## HOW TO COMPLETE THIS TASK:
An exact copy of all the data below is needed, without its pictures.

## RECORDS:
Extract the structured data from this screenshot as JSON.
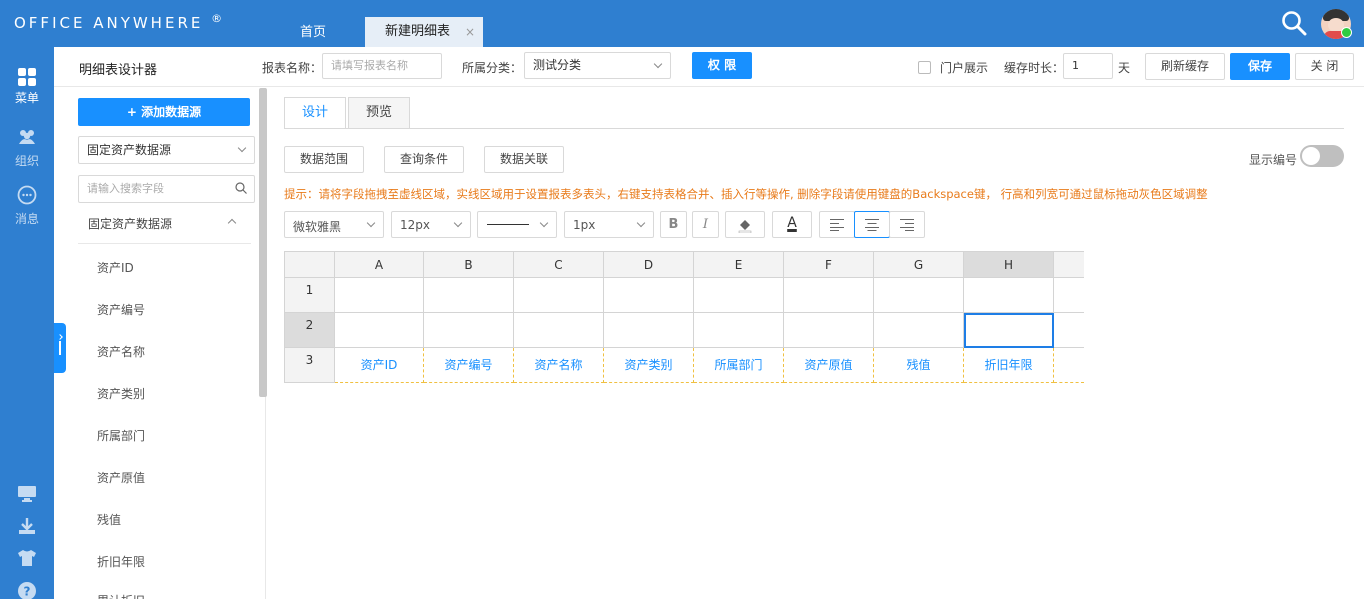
{
  "app": {
    "logo": "Office Anywhere",
    "logo_mark": "®",
    "tabs": [
      {
        "label": "首页"
      },
      {
        "label": "新建明细表",
        "close": "×"
      }
    ],
    "icons": {
      "search": "search-icon",
      "avatar": "avatar"
    }
  },
  "nav": {
    "items": [
      {
        "label": "菜单",
        "icon": "grid-icon"
      },
      {
        "label": "组织",
        "icon": "users-icon"
      },
      {
        "label": "消息",
        "icon": "chat-icon"
      }
    ],
    "bottom_icons": [
      "monitor-icon",
      "download-icon",
      "shirt-icon",
      "help-icon"
    ]
  },
  "toolbar": {
    "title": "明细表设计器",
    "report_name_label": "报表名称：",
    "report_name_placeholder": "请填写报表名称",
    "category_label": "所属分类：",
    "category_value": "测试分类",
    "permission_button": "权 限",
    "portal_label": "门户展示",
    "cache_label": "缓存时长：",
    "cache_value": "1",
    "cache_unit": "天",
    "refresh_button": "刷新缓存",
    "save_button": "保存",
    "close_button": "关 闭"
  },
  "left_panel": {
    "add_button": "+ 添加数据源",
    "source_select": "固定资产数据源",
    "search_placeholder": "请输入搜索字段",
    "group_title": "固定资产数据源",
    "fields": [
      "资产ID",
      "资产编号",
      "资产名称",
      "资产类别",
      "所属部门",
      "资产原值",
      "残值",
      "折旧年限",
      "累计折旧"
    ]
  },
  "designer": {
    "tabs": [
      "设计",
      "预览"
    ],
    "sub_buttons": [
      "数据范围",
      "查询条件",
      "数据关联"
    ],
    "show_number_label": "显示编号",
    "hint": "提示：请将字段拖拽至虚线区域，实线区域用于设置报表多表头，右键支持表格合并、插入行等操作, 删除字段请使用键盘的Backspace键， 行高和列宽可通过鼠标拖动灰色区域调整",
    "format": {
      "font": "微软雅黑",
      "font_size": "12px",
      "border_width": "1px",
      "bold": "B",
      "italic": "I",
      "font_color_glyph": "A"
    }
  },
  "grid": {
    "columns": [
      "A",
      "B",
      "C",
      "D",
      "E",
      "F",
      "G",
      "H"
    ],
    "rows": [
      "1",
      "2",
      "3"
    ],
    "row3_fields": [
      "资产ID",
      "资产编号",
      "资产名称",
      "资产类别",
      "所属部门",
      "资产原值",
      "残值",
      "折旧年限"
    ]
  }
}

## TASK SOLUTION:
Extract the structured data from this screenshot as JSON.
{
  "app": {
    "logo": "Office Anywhere",
    "logo_mark": "®",
    "tabs": [
      {
        "label": "首页"
      },
      {
        "label": "新建明细表",
        "close": "×"
      }
    ],
    "icons": {
      "search": "search-icon",
      "avatar": "avatar"
    }
  },
  "nav": {
    "items": [
      {
        "label": "菜单",
        "icon": "grid-icon"
      },
      {
        "label": "组织",
        "icon": "users-icon"
      },
      {
        "label": "消息",
        "icon": "chat-icon"
      }
    ],
    "bottom_icons": [
      "monitor-icon",
      "download-icon",
      "shirt-icon",
      "help-icon"
    ]
  },
  "toolbar": {
    "title": "明细表设计器",
    "report_name_label": "报表名称：",
    "report_name_placeholder": "请填写报表名称",
    "category_label": "所属分类：",
    "category_value": "测试分类",
    "permission_button": "权 限",
    "portal_label": "门户展示",
    "cache_label": "缓存时长：",
    "cache_value": "1",
    "cache_unit": "天",
    "refresh_button": "刷新缓存",
    "save_button": "保存",
    "close_button": "关 闭"
  },
  "left_panel": {
    "add_button": "+ 添加数据源",
    "source_select": "固定资产数据源",
    "search_placeholder": "请输入搜索字段",
    "group_title": "固定资产数据源",
    "fields": [
      "资产ID",
      "资产编号",
      "资产名称",
      "资产类别",
      "所属部门",
      "资产原值",
      "残值",
      "折旧年限",
      "累计折旧"
    ]
  },
  "designer": {
    "tabs": [
      "设计",
      "预览"
    ],
    "sub_buttons": [
      "数据范围",
      "查询条件",
      "数据关联"
    ],
    "show_number_label": "显示编号",
    "hint": "提示：请将字段拖拽至虚线区域，实线区域用于设置报表多表头，右键支持表格合并、插入行等操作, 删除字段请使用键盘的Backspace键， 行高和列宽可通过鼠标拖动灰色区域调整",
    "format": {
      "font": "微软雅黑",
      "font_size": "12px",
      "border_width": "1px",
      "bold": "B",
      "italic": "I",
      "font_color_glyph": "A"
    }
  },
  "grid": {
    "columns": [
      "A",
      "B",
      "C",
      "D",
      "E",
      "F",
      "G",
      "H"
    ],
    "rows": [
      "1",
      "2",
      "3"
    ],
    "row3_fields": [
      "资产ID",
      "资产编号",
      "资产名称",
      "资产类别",
      "所属部门",
      "资产原值",
      "残值",
      "折旧年限"
    ]
  }
}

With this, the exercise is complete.